The Sparrow is beautiful, and I agree that things we use in our lives should be as beautiful as possible. But, at what expense? No blind employees of a store using the Sparrow can be blind. The Apple-Smoothie interface principal seems to think of touch as only necessary to hold, behold a product.
Even sighted people need tactile clues. Notice your keyboard. It likely has bumps on two of the keys. My Natural keyboard has bumps on the “F” and “J” keys. Why? Did the manufacturing equipment just hiccup? Of course, not. They’re clues I subconsciously use to find the keys.
The Sparrow is just the most recent example of how vision-dependent tech the future is in designers minds. That’s not too surprising since traditionally design has involved vision. That’s too limited, too easy. We need to expand design to consider all the senses.

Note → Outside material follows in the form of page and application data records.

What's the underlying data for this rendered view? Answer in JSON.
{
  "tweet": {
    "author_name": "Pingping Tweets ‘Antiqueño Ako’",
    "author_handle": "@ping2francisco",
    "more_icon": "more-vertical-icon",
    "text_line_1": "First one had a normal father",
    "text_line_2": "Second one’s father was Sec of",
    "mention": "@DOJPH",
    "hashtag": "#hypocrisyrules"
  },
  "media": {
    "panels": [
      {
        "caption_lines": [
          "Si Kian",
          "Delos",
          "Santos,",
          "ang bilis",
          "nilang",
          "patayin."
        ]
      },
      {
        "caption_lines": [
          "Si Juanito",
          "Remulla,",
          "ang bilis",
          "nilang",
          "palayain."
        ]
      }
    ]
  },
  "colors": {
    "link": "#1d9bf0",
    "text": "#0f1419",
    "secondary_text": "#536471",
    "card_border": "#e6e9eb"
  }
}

I’ve been somewhat unfair about the iPhone accessibility. Apple has considered the issue. Like the rest of us, though, Apple considers accessibility as something applied on top of the “real” product. Certainly how to provide the UI enhancements has to be considered in early planning, but it’s not an integral, important part of the design.
Why not? I mean. As long as we’re dreaming.
What would a system be like that could recognize speech…when it’s signed?